Getting to GDB

Now the fun bit...

Create a file called ocd. Copy the following into the file.

interface ftdi
transport select swd
ftdi_vid_pid 0x0403 0x6010
ftdi_channel 0
ftdi_layout_init 0x0018 0x05fb
ftdi_layout_signal SWD_EN -data 0
ftdi_layout_signal nSRST -data 0x0010

NOTE: This command targets and NRF52 which is used by various badge groups including AND!XOR, DaBomb, DC801, and DCZIA. OpenOCD supports a wide range of targets, select a different target script for other targets.

The DC27 badge is using the NXP KL27. Using OpenOCD with it should be as simple as changing the target to target/klx.cfg.

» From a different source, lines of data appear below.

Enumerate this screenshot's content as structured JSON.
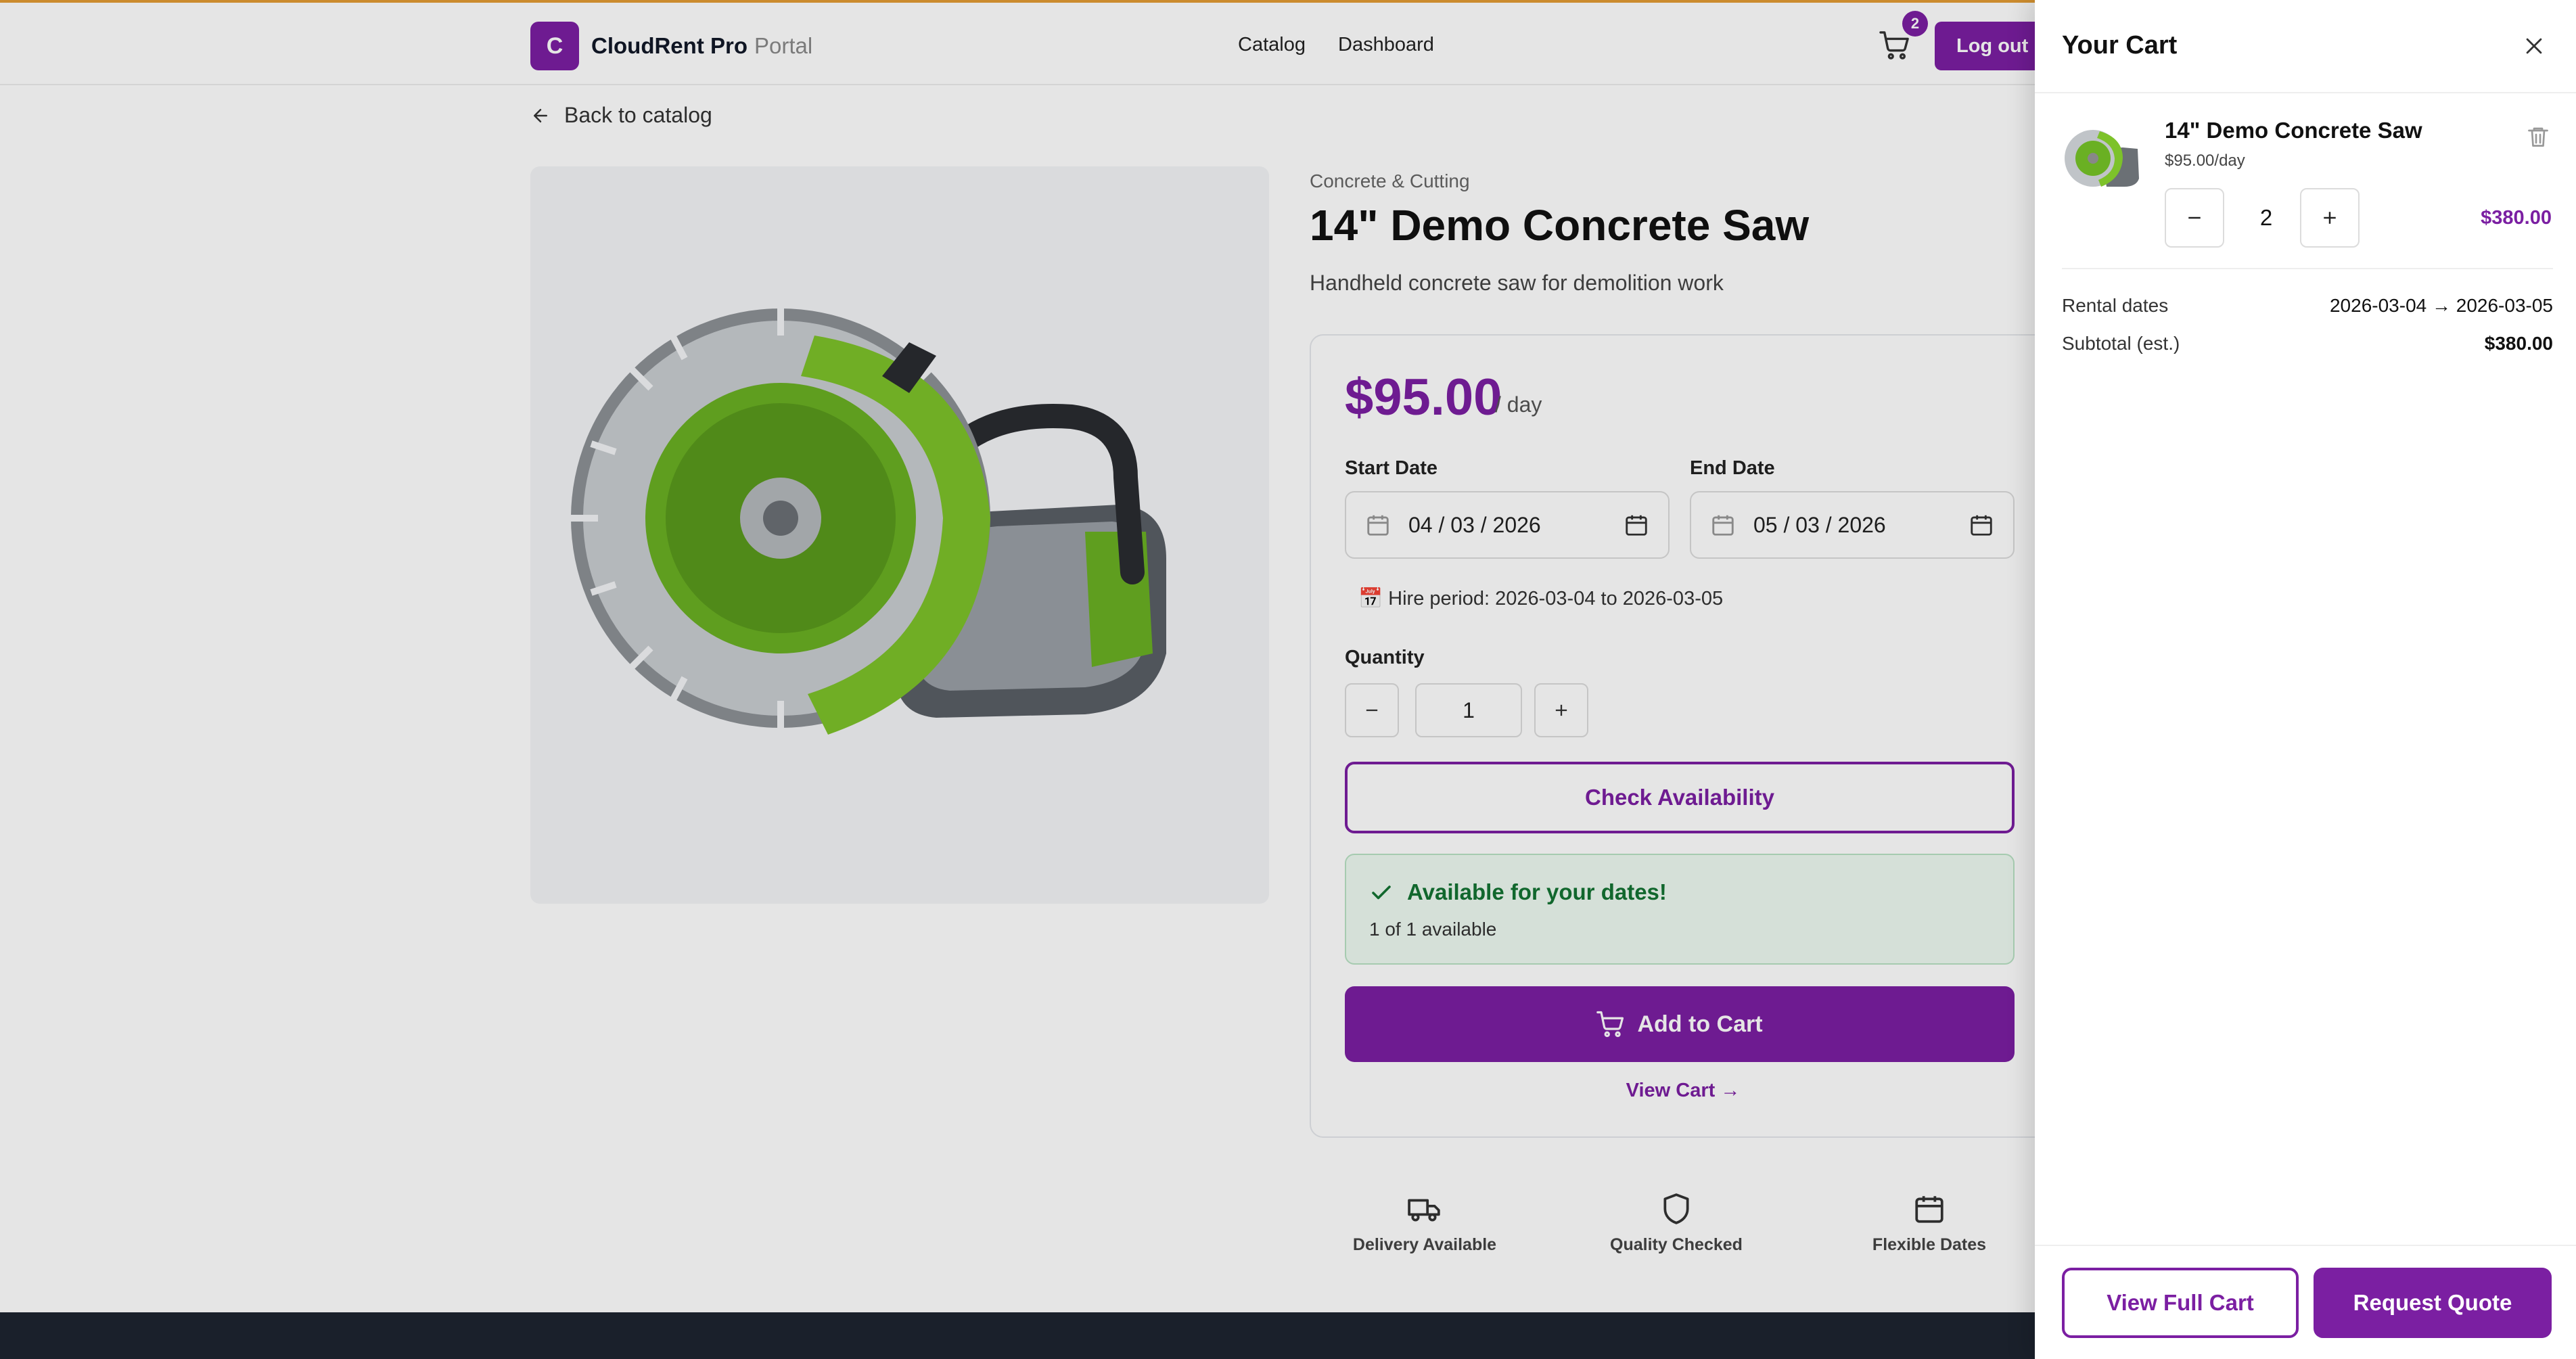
{
  "header": {
    "brand_initial": "C",
    "brand_name": "CloudRent Pro",
    "brand_suffix": "Portal",
    "nav": [
      "Catalog",
      "Dashboard"
    ],
    "cart_count": "2",
    "logout_label": "Log out"
  },
  "product": {
    "back_label": "Back to catalog",
    "category": "Concrete & Cutting",
    "title": "14\" Demo Concrete Saw",
    "description": "Handheld concrete saw for demolition work",
    "price": "$95.00",
    "price_unit": "/ day",
    "start_label": "Start Date",
    "start_value": "04 / 03 / 2026",
    "end_label": "End Date",
    "end_value": "05 / 03 / 2026",
    "hire_period": "📅 Hire period: 2026-03-04 to 2026-03-05",
    "quantity_label": "Quantity",
    "quantity_value": "1",
    "check_label": "Check Availability",
    "available_title": "Available for your dates!",
    "available_sub": "1 of 1 available",
    "add_to_cart": "Add to Cart",
    "view_cart": "View Cart →",
    "features": [
      "Delivery Available",
      "Quality Checked",
      "Flexible Dates"
    ]
  },
  "cart": {
    "title": "Your Cart",
    "item_name": "14\" Demo Concrete Saw",
    "item_rate": "$95.00/day",
    "item_qty": "2",
    "item_total": "$380.00",
    "rental_dates_label": "Rental dates",
    "rental_dates_value": "2026-03-04 → 2026-03-05",
    "subtotal_label": "Subtotal (est.)",
    "subtotal_value": "$380.00",
    "view_full_cart": "View Full Cart",
    "request_quote": "Request Quote"
  },
  "colors": {
    "accent": "#7b1fa2",
    "success": "#137333",
    "success_bg": "#eefaf1"
  },
  "icons": [
    "arrow-left-icon",
    "cart-icon",
    "calendar-icon",
    "check-icon",
    "truck-icon",
    "shield-icon",
    "close-icon",
    "trash-icon",
    "minus-icon",
    "plus-icon"
  ]
}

YMMV.

 From the current directory, run the following.

$ openocd -f ocd -f target/nrf52.cfg 
Open On-Chip Debugger 0.10.0+dev-00922-g7a93c9e0 (2019-07-31-19:20)
Licensed under GNU GPL v2
For bug reports, read
    http://openocd.org/doc/doxygen/bugs.html
Info : FTDI SWD mode enabled
Info : Listening on port 6666 for tcl connections
Info : Listening on port 4444 for telnet connections
Info : clock speed 1000 kHz
Info : SWD DPIDR 0x2ba01477
Info : nrf52.cpu: hardware has 6 breakpoints, 4 watchpoints
Info : Listening on port 3333 for gdb connections

 If successful you will have a GDB instance listening on port 3333. Now connect to it:

$ arm-none-eabi-gdb -ex "target extended-remote localhost:3333" 
GNU gdb (GNU Tools for Arm Embedded Processors 7-2018-q3-update) 8.1.0.20180315-git
Copyright (C) 2018 Free Software Foundation, Inc.
License GPLv3+: GNU GPL version 3 or later <http://gnu.org/licenses/gpl.html>
This is free software: you are free to change and redistribute it.
There is NO WARRANTY, to the extent permitted by law.  Type "show copying"
and "show warranty" for details.
This GDB was configured as "--host=x86_64-pc-linux-gnu --target=arm-none-eabi".
Type "show configuration" for configuration details.
For bug reporting instructions, please see:
<http://www.gnu.org/software/gdb/bugs/>.
Find the GDB manual and other documentation resources online at:
<http://www.gnu.org/software/gdb/documentation/>.
For help, type "help".
Type "apropos word" to search for commands related to "word".
Remote debugging using localhost:3333
warning: No executable has been specified and target does not support
determining executable automatically.  Try using the "file" command.
0x0002868e in ?? ()
(gdb) 

Enjoy and hack all the things!

Discussions